[Element data from apps and pages]
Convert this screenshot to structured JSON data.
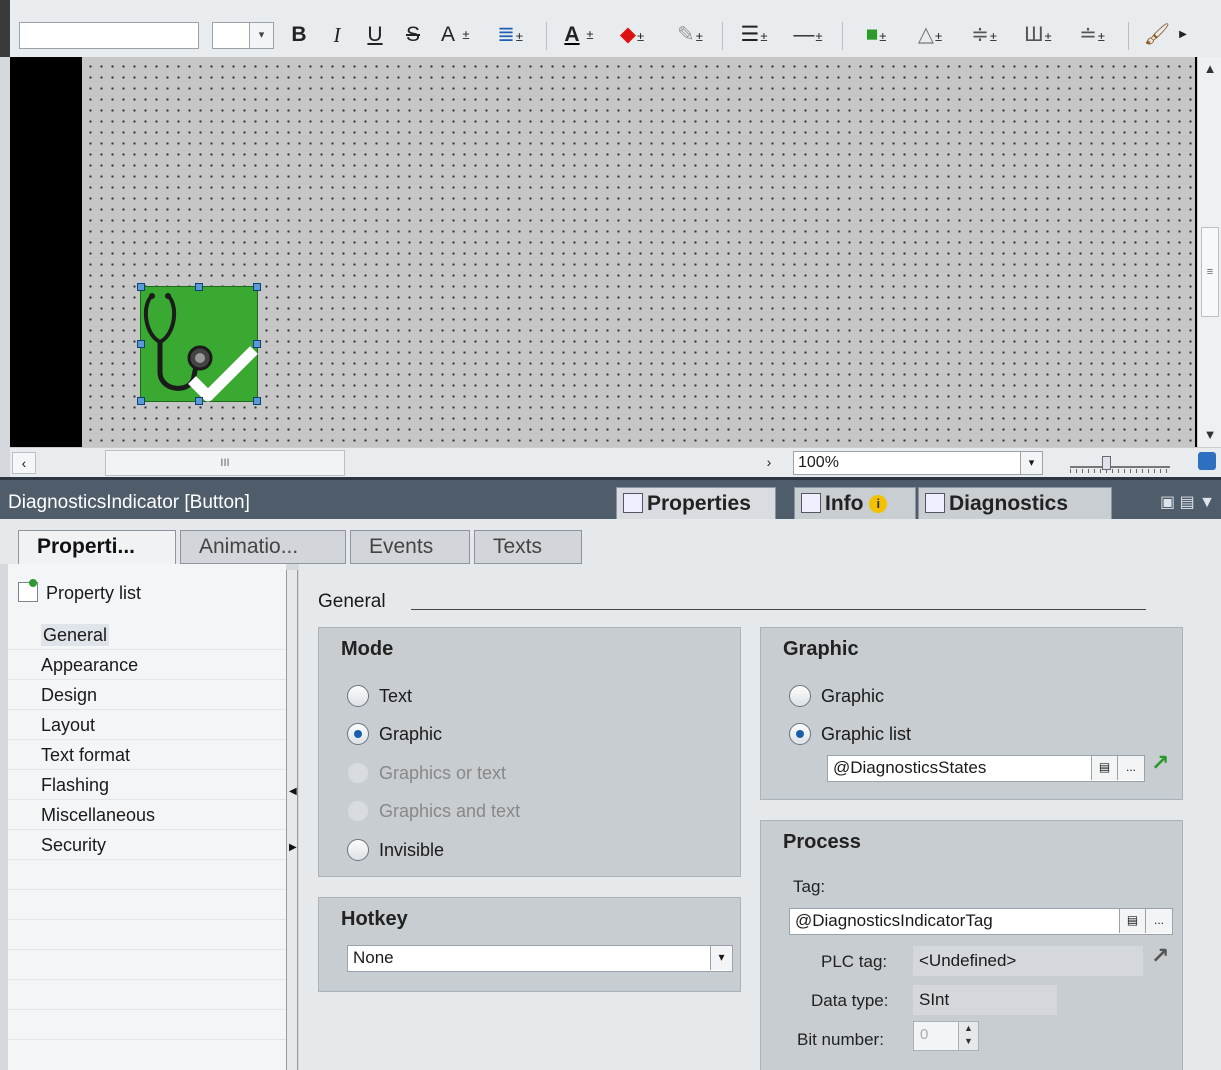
{
  "toolbar": {
    "font_name": "",
    "font_size": "",
    "bold": "B",
    "italic": "I",
    "underline": "U",
    "strike": "S",
    "font_grow": "A",
    "text_color": "A"
  },
  "canvas": {
    "selected_object_icon": "stethoscope-check-icon",
    "background_color": "#c6c6c6"
  },
  "scroll": {
    "zoom": "100%",
    "thumb_grip": "III",
    "vthumb_grip": "≡"
  },
  "inspector": {
    "title": "DiagnosticsIndicator [Button]",
    "panel_tabs": [
      "Properties",
      "Info",
      "Diagnostics"
    ],
    "subtabs": [
      "Properti...",
      "Animatio...",
      "Events",
      "Texts"
    ]
  },
  "nav": {
    "header": "Property list",
    "items": [
      "General",
      "Appearance",
      "Design",
      "Layout",
      "Text format",
      "Flashing",
      "Miscellaneous",
      "Security"
    ]
  },
  "content": {
    "section": "General",
    "mode": {
      "title": "Mode",
      "options": [
        "Text",
        "Graphic",
        "Graphics or text",
        "Graphics and text",
        "Invisible"
      ],
      "selected": "Graphic"
    },
    "hotkey": {
      "title": "Hotkey",
      "value": "None"
    },
    "graphic": {
      "title": "Graphic",
      "options": [
        "Graphic",
        "Graphic list"
      ],
      "selected": "Graphic list",
      "list_value": "@DiagnosticsStates",
      "browse": "..."
    },
    "process": {
      "title": "Process",
      "tag_label": "Tag:",
      "tag_value": "@DiagnosticsIndicatorTag",
      "plc_tag_label": "PLC tag:",
      "plc_tag_value": "<Undefined>",
      "data_type_label": "Data type:",
      "data_type_value": "SInt",
      "bit_number_label": "Bit number:",
      "bit_number_value": "0",
      "browse": "..."
    }
  },
  "colors": {
    "accent_green": "#3aa932",
    "header_bg": "#4f5d6b",
    "radio_dot": "#1a5fa8"
  }
}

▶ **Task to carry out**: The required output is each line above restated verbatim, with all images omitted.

▶ **Task output**:
Convert this screenshot to structured JSON data.
{
  "toolbar": {
    "font_name": "",
    "font_size": "",
    "bold": "B",
    "italic": "I",
    "underline": "U",
    "strike": "S",
    "font_grow": "A",
    "text_color": "A"
  },
  "canvas": {
    "selected_object_icon": "stethoscope-check-icon",
    "background_color": "#c6c6c6"
  },
  "scroll": {
    "zoom": "100%",
    "thumb_grip": "III",
    "vthumb_grip": "≡"
  },
  "inspector": {
    "title": "DiagnosticsIndicator [Button]",
    "panel_tabs": [
      "Properties",
      "Info",
      "Diagnostics"
    ],
    "subtabs": [
      "Properti...",
      "Animatio...",
      "Events",
      "Texts"
    ]
  },
  "nav": {
    "header": "Property list",
    "items": [
      "General",
      "Appearance",
      "Design",
      "Layout",
      "Text format",
      "Flashing",
      "Miscellaneous",
      "Security"
    ]
  },
  "content": {
    "section": "General",
    "mode": {
      "title": "Mode",
      "options": [
        "Text",
        "Graphic",
        "Graphics or text",
        "Graphics and text",
        "Invisible"
      ],
      "selected": "Graphic"
    },
    "hotkey": {
      "title": "Hotkey",
      "value": "None"
    },
    "graphic": {
      "title": "Graphic",
      "options": [
        "Graphic",
        "Graphic list"
      ],
      "selected": "Graphic list",
      "list_value": "@DiagnosticsStates",
      "browse": "..."
    },
    "process": {
      "title": "Process",
      "tag_label": "Tag:",
      "tag_value": "@DiagnosticsIndicatorTag",
      "plc_tag_label": "PLC tag:",
      "plc_tag_value": "<Undefined>",
      "data_type_label": "Data type:",
      "data_type_value": "SInt",
      "bit_number_label": "Bit number:",
      "bit_number_value": "0",
      "browse": "..."
    }
  },
  "colors": {
    "accent_green": "#3aa932",
    "header_bg": "#4f5d6b",
    "radio_dot": "#1a5fa8"
  }
}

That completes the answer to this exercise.